WASHINGTON – The US Fish and Wildlife Service recently proposed removing the gray wolf from the list of threatened and endangered species after the agency confirmed gray wolf populations have successfully recovered. The gray wolf was listed under the Endangered Species Act more than 30 years ago.
State wildlife management agencies would resume responsibility for management and protection of gray wolves in states where the wolves live. The agency also proposed maintaining protection and expanding recovery efforts for the Mexican wolf in the Southwest.
“From the moment a species requires the protection of the Endangered Species Act, our goal is to work with our partners to address the threats it faces and ensure its recovery,” said Dan Ashe, Service director. “An exhaustive review of the latest scientific and taxonomic information shows that we have accomplished that goal with the gray wolf, allowing us to focus our work under the ESA on recovery of the Mexican wolf subspecies in the Southwest.”

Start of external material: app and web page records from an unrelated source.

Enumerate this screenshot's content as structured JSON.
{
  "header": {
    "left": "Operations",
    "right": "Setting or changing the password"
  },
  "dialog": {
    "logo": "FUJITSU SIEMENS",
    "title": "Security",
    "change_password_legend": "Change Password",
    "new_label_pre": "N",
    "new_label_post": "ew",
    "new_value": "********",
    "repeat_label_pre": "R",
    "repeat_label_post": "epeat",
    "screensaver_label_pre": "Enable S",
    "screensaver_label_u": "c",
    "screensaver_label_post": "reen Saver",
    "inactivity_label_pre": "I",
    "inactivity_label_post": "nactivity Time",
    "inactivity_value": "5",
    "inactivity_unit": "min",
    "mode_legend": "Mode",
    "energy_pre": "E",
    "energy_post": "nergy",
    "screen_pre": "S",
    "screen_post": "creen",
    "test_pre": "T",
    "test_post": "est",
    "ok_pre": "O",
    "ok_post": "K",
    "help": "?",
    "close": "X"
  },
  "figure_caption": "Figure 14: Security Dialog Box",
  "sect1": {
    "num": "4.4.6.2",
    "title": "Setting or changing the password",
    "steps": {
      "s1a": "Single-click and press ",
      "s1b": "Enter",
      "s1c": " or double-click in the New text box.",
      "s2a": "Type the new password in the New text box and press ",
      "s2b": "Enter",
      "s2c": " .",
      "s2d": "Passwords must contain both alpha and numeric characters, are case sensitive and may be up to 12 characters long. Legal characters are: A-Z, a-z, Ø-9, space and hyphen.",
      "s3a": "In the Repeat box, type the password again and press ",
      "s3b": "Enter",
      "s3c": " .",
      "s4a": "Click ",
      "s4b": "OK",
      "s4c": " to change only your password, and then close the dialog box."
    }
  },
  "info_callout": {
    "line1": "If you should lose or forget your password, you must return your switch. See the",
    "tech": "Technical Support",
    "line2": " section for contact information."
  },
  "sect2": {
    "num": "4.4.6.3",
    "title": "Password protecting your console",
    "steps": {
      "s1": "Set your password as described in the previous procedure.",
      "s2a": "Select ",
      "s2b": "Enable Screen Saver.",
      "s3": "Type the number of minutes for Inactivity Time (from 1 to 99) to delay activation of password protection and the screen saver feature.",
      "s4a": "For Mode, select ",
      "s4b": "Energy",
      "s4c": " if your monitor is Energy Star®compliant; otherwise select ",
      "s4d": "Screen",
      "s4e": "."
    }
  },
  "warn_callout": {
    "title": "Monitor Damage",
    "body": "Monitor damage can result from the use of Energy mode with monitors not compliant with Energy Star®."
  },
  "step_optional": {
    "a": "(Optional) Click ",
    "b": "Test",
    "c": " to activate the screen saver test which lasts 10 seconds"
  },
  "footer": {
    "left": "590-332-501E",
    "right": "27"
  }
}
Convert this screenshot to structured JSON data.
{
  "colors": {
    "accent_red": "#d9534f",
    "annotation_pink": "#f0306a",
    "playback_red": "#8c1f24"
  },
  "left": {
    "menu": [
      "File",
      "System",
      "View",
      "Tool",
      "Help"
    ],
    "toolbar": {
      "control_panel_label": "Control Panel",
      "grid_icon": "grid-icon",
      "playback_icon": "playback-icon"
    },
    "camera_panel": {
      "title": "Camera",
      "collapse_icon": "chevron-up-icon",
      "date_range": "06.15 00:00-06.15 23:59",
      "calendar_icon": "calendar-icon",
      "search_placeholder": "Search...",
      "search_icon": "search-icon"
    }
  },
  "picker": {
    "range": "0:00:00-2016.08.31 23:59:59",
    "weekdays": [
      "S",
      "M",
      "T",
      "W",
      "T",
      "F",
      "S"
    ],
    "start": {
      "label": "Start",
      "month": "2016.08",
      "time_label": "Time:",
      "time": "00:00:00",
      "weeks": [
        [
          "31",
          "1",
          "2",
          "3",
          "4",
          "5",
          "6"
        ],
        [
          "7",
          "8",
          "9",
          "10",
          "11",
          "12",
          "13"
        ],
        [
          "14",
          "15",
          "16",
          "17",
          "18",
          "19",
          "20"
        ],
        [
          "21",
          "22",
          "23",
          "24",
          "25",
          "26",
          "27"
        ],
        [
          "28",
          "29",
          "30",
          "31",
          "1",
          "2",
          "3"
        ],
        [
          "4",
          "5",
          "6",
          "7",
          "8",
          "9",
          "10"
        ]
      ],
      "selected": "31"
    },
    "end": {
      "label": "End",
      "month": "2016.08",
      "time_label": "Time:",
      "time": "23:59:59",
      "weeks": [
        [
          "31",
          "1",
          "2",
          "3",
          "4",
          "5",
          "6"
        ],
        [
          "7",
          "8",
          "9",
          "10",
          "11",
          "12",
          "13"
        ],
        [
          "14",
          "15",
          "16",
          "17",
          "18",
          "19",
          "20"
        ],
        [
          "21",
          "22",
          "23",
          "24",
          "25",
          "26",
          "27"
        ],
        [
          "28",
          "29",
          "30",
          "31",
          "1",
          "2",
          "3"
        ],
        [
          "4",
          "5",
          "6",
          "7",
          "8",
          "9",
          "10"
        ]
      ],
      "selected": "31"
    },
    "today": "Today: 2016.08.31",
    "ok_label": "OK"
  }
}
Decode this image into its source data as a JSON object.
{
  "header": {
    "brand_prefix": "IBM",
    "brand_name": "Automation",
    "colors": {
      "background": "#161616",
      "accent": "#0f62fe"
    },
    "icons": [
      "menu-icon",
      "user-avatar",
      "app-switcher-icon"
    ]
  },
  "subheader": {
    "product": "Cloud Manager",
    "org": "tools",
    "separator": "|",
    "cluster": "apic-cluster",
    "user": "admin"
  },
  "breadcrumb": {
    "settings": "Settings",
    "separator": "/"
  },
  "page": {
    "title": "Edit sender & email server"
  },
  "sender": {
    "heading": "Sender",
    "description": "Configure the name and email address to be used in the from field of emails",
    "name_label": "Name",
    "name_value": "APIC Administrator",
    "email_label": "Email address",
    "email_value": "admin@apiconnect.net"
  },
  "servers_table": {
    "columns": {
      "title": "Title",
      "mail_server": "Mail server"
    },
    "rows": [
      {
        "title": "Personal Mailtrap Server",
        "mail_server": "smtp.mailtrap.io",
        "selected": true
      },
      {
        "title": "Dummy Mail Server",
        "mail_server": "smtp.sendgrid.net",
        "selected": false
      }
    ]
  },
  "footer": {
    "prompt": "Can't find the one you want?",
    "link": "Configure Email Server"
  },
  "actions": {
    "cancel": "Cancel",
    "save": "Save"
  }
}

The National Cattlemen’s Beef Association (NCBA) and the Public Lands Council (PLC) expressed support for the proposal, although the livestock groups said that Mexican wolves in the Southwest should also be delisted. Scott George, NCBA president, said that wolves pose a serious threat to wildlife, humans and private property, especially livestock.
“It’s time to turn management over to the states,” George said. “Wolf depredation of livestock is increasing to untenable levels in areas where wolves are still protected. We were given relief in Wyoming when it was finally delisted here. It’s only fair to allow all producers across the country that same relief.”
George added that the Mexican wolf listing is unwarranted.
"Wolf depredation threatens ranchers’ livelihoods and rural communities, as well as the economies relying on a profitable agricultural industry,” he said.
The Service will open a 90-day comment period on both proposals seeking additional scientific, commercial and technical information from the public and other interested parties. The comment period will begin after the proposed rule is published in the Federal Register.